The Virtual Enterprise (VE) is ideal for building n-tier applications and Web services that take full advantage of the J2EE™ architecture. VE provides an IDE that layers on top of a framework for representing business logic in its basic form as objects, processes, and rules, yet completely independent of J2EE or any of the involved technologies. VE uses UML to capture the business logic, and XML to store it. VE, which can run on any J2EE server, loads the application logic from XML files into fully functional J2EE components that are ready to test and execute.

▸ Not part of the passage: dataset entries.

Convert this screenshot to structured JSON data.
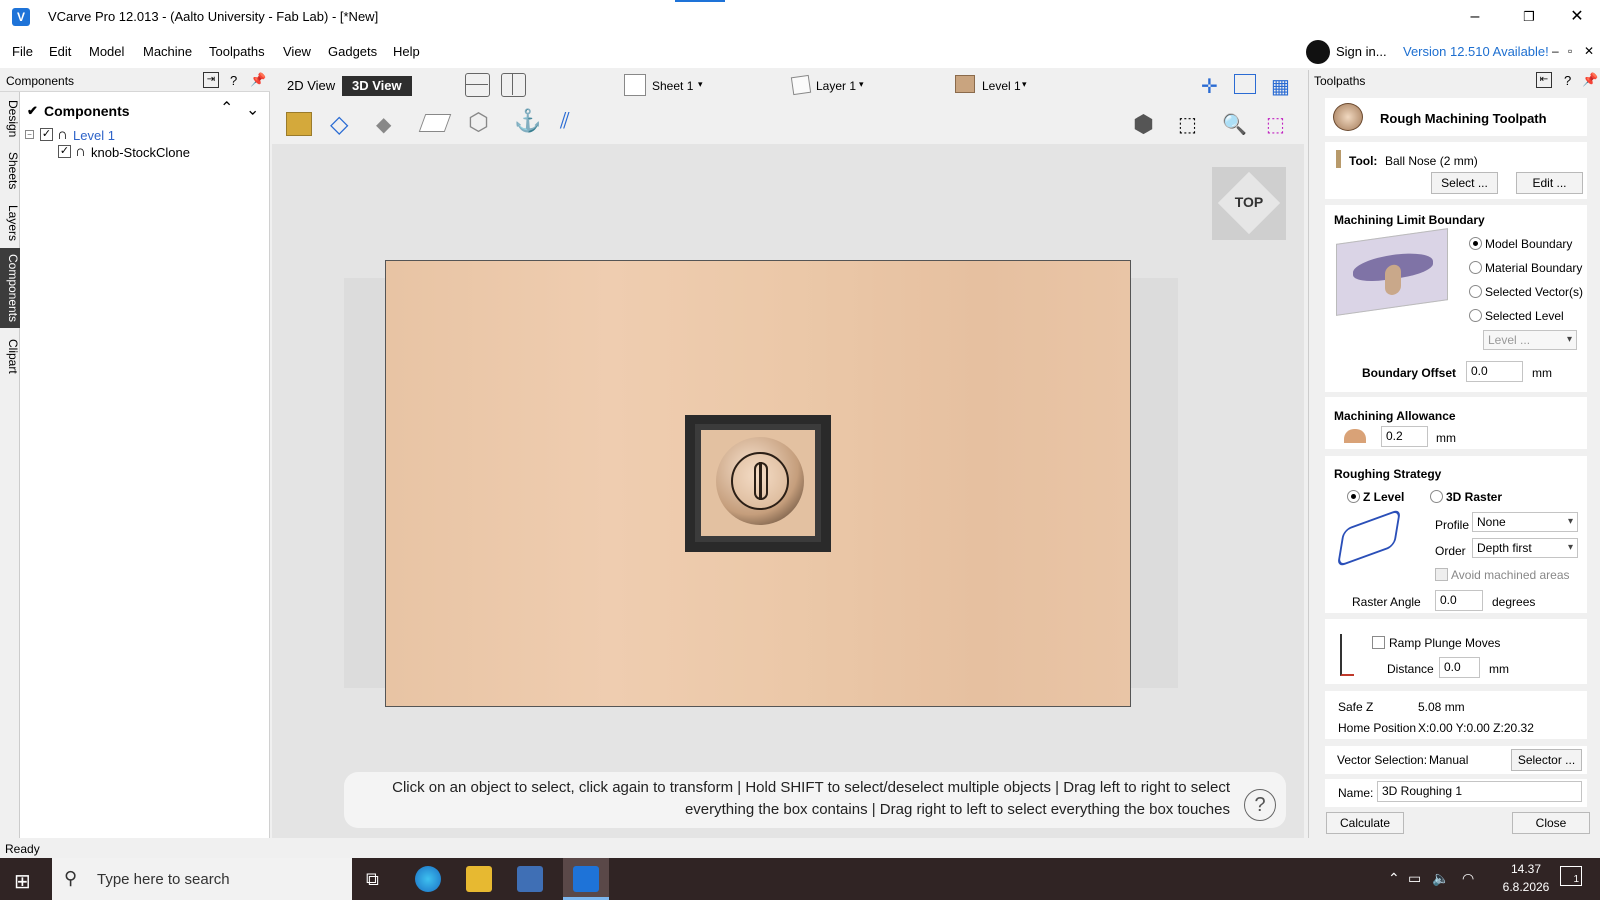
{
  "window": {
    "title": "VCarve Pro 12.013 - (Aalto University - Fab Lab) - [*New]",
    "app_icon": "vcarve-logo-icon",
    "minimize": "–",
    "maximize": "❐",
    "close": "✕"
  },
  "menu": {
    "items": [
      "File",
      "Edit",
      "Model",
      "Machine",
      "Toolpaths",
      "View",
      "Gadgets",
      "Help"
    ],
    "sign_in": "Sign in...",
    "version": "Version 12.510 Available!",
    "small_controls": [
      "–",
      "▫",
      "✕"
    ]
  },
  "left_panel": {
    "header": "Components",
    "help": "?",
    "tabs": [
      "Design",
      "Sheets",
      "Layers",
      "Components",
      "Clipart"
    ],
    "active_tab": "Components",
    "tree_title": "Components",
    "tree": [
      {
        "label": "Level 1",
        "checked": true,
        "level": 0,
        "color": "#2d63c8"
      },
      {
        "label": "knob-StockClone",
        "checked": true,
        "level": 1,
        "color": "#000000"
      }
    ]
  },
  "view": {
    "tabs": [
      "2D View",
      "3D View"
    ],
    "active_tab": "3D View",
    "sheet": "Sheet 1",
    "layer": "Layer 1",
    "level": "Level 1",
    "cube_label": "TOP",
    "hint_line1": "Click on an object to select, click again to transform | Hold SHIFT to select/deselect multiple objects | Drag left to right to select",
    "hint_line2": "everything the box contains | Drag right to left to select everything the box touches",
    "hint_help": "?"
  },
  "toolpath_panel": {
    "header": "Toolpaths",
    "help": "?",
    "title": "Rough Machining Toolpath",
    "tool_label": "Tool:",
    "tool_value": "Ball Nose (2 mm)",
    "select_button": "Select ...",
    "edit_button": "Edit ...",
    "boundary_title": "Machining Limit Boundary",
    "boundary_options": [
      "Model Boundary",
      "Material Boundary",
      "Selected Vector(s)",
      "Selected Level"
    ],
    "boundary_selected": "Model Boundary",
    "level_dropdown": "Level ...",
    "boundary_offset_label": "Boundary Offset",
    "boundary_offset_value": "0.0",
    "unit_mm": "mm",
    "allowance_title": "Machining Allowance",
    "allowance_value": "0.2",
    "strategy_title": "Roughing Strategy",
    "strategy_options": [
      "Z Level",
      "3D Raster"
    ],
    "strategy_selected": "Z Level",
    "profile_label": "Profile",
    "profile_value": "None",
    "order_label": "Order",
    "order_value": "Depth first",
    "avoid_label": "Avoid machined areas",
    "raster_angle_label": "Raster Angle",
    "raster_angle_value": "0.0",
    "degrees": "degrees",
    "ramp_label": "Ramp Plunge Moves",
    "distance_label": "Distance",
    "distance_value": "0.0",
    "safe_z_label": "Safe Z",
    "safe_z_value": "5.08 mm",
    "home_label": "Home Position",
    "home_value": "X:0.00 Y:0.00 Z:20.32",
    "vector_selection_label": "Vector Selection:",
    "vector_selection_value": "Manual",
    "selector_button": "Selector ...",
    "name_label": "Name:",
    "name_value": "3D Roughing 1",
    "calculate_button": "Calculate",
    "close_button": "Close"
  },
  "status": {
    "text": "Ready"
  },
  "taskbar": {
    "search_placeholder": "Type here to search",
    "time": "14.37",
    "date": "6.8.2026",
    "notification_count": "1"
  },
  "colors": {
    "accent": "#1e73d8",
    "link": "#1e6fd0",
    "wood": "#ebc8a8",
    "taskbar": "#302424"
  }
}
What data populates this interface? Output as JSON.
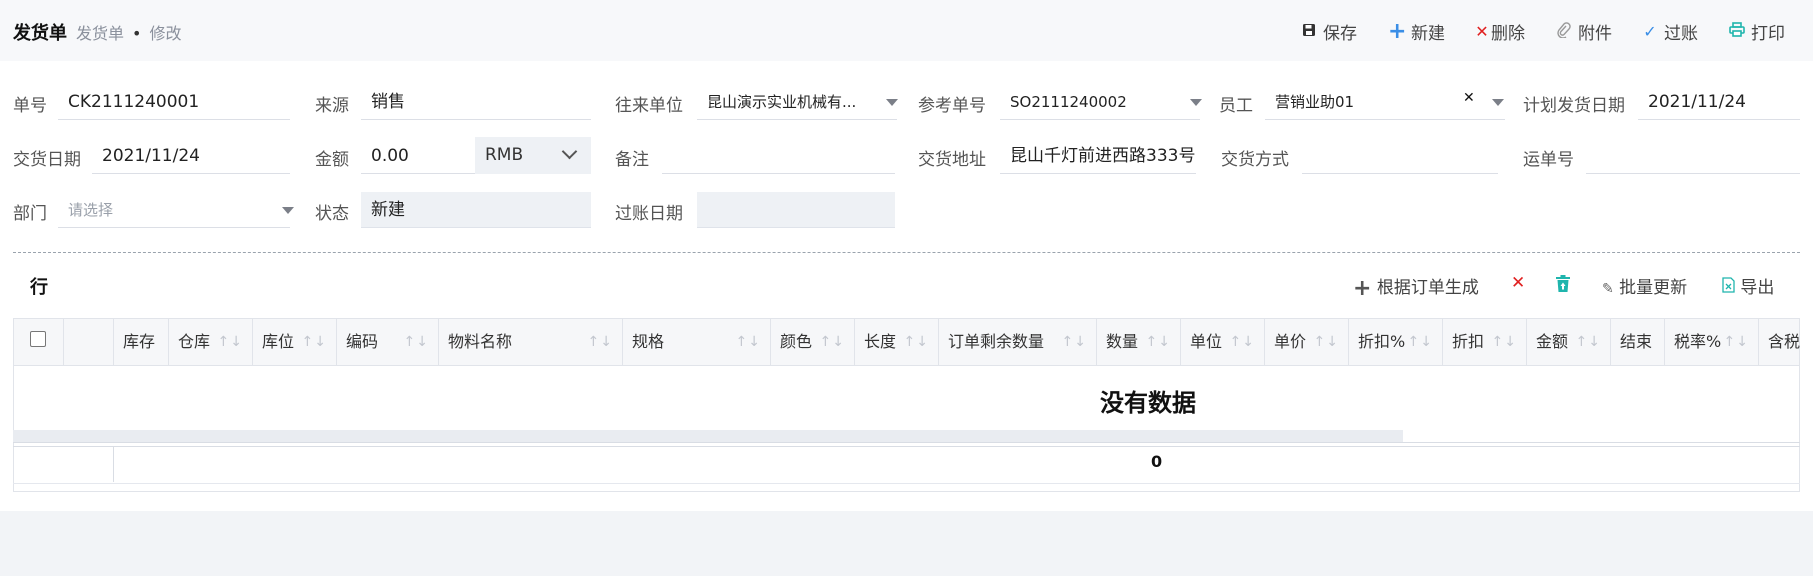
{
  "header": {
    "title": "发货单",
    "breadcrumb_parent": "发货单",
    "breadcrumb_sep": "•",
    "breadcrumb_current": "修改"
  },
  "toolbar": {
    "save": "保存",
    "new": "新建",
    "delete": "删除",
    "attachment": "附件",
    "post": "过账",
    "print": "打印"
  },
  "form": {
    "order_no": {
      "label": "单号",
      "value": "CK2111240001"
    },
    "source": {
      "label": "来源",
      "value": "销售"
    },
    "partner": {
      "label": "往来单位",
      "value": "昆山演示实业机械有..."
    },
    "ref_no": {
      "label": "参考单号",
      "value": "SO2111240002"
    },
    "employee": {
      "label": "员工",
      "value": "营销业助01"
    },
    "plan_date": {
      "label": "计划发货日期",
      "value": "2021/11/24"
    },
    "delivery_date": {
      "label": "交货日期",
      "value": "2021/11/24"
    },
    "amount": {
      "label": "金额",
      "value": "0.00",
      "currency": "RMB"
    },
    "remark": {
      "label": "备注",
      "value": ""
    },
    "address": {
      "label": "交货地址",
      "value": "昆山千灯前进西路333号"
    },
    "delivery_method": {
      "label": "交货方式",
      "value": ""
    },
    "waybill": {
      "label": "运单号",
      "value": ""
    },
    "department": {
      "label": "部门",
      "placeholder": "请选择"
    },
    "status": {
      "label": "状态",
      "value": "新建"
    },
    "post_date": {
      "label": "过账日期",
      "value": ""
    }
  },
  "lines": {
    "title": "行",
    "generate_btn": "根据订单生成",
    "batch_update_btn": "批量更新",
    "export_btn": "导出",
    "columns": [
      "库存",
      "仓库",
      "库位",
      "编码",
      "物料名称",
      "规格",
      "颜色",
      "长度",
      "订单剩余数量",
      "数量",
      "单位",
      "单价",
      "折扣%",
      "折扣",
      "金额",
      "结束",
      "税率%",
      "含税"
    ],
    "sort_glyph": "↑↓",
    "empty_text": "没有数据",
    "total": "0"
  },
  "colors": {
    "topbar_bg": "#f7f8fa",
    "delete_red": "#e02020",
    "accent_blue": "#3a8ee6",
    "accent_teal": "#1fb5ad",
    "muted": "#8a909c"
  }
}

No code generation, nor the need to understand or manipulate the generated code.
Demonstrating the Productivity of VE for Building Applications and Web Services
A step-by-step demonstration of the power and productivity of The Virtual Enterprise (VE) and how it provides a significant improvement in developer productivity relative to standard application development approaches - a simple HR system for maintaining employee information is created in less than ten minutes and without writing or generating a single line of code.
Productivity Comparison for Building Applications and Web Services
For developing n-tier applications and Web services, VE's model-driven approach demonstrates the highest level of productivity and maintainability in comparison to competing approaches - application developed by simply capturing the business logic; without writing a single line of Java code; nor, learning different standards and specifications.
Building Advanced Business Applications with VE
Traditionally, highly interactive business applications adopt client/server architecture. This paper demonstrates the rewrite of an existing VisualBasic application using VE in 1/6th the time. The VE-based application provides advanced web browser access that mimics the original application, while running on an n-tier J2EE platform.
Developing Handheld Applications with VE
An overview of a multi-client-access application built completely with VE, which supports web-browser access from a desktop (IE or Netscape) and a wireless handheld device (PocketPC) -- in 48 hours a fully functional application was developed to satisfy 10 use cases and 3 different actors.
Comparison of Development Effort between MDD and Traditional J2EE Development
A productivity analysis of the development effort required to produce a web based application using Model Driven Development (MDD) and traditional J2EE development is presented. A sample billing application is developed using Intelliun’s MDD platform, The Virtual Enterprise and the results are compared against the steps required to produce similar functionality using Eclipse IDE.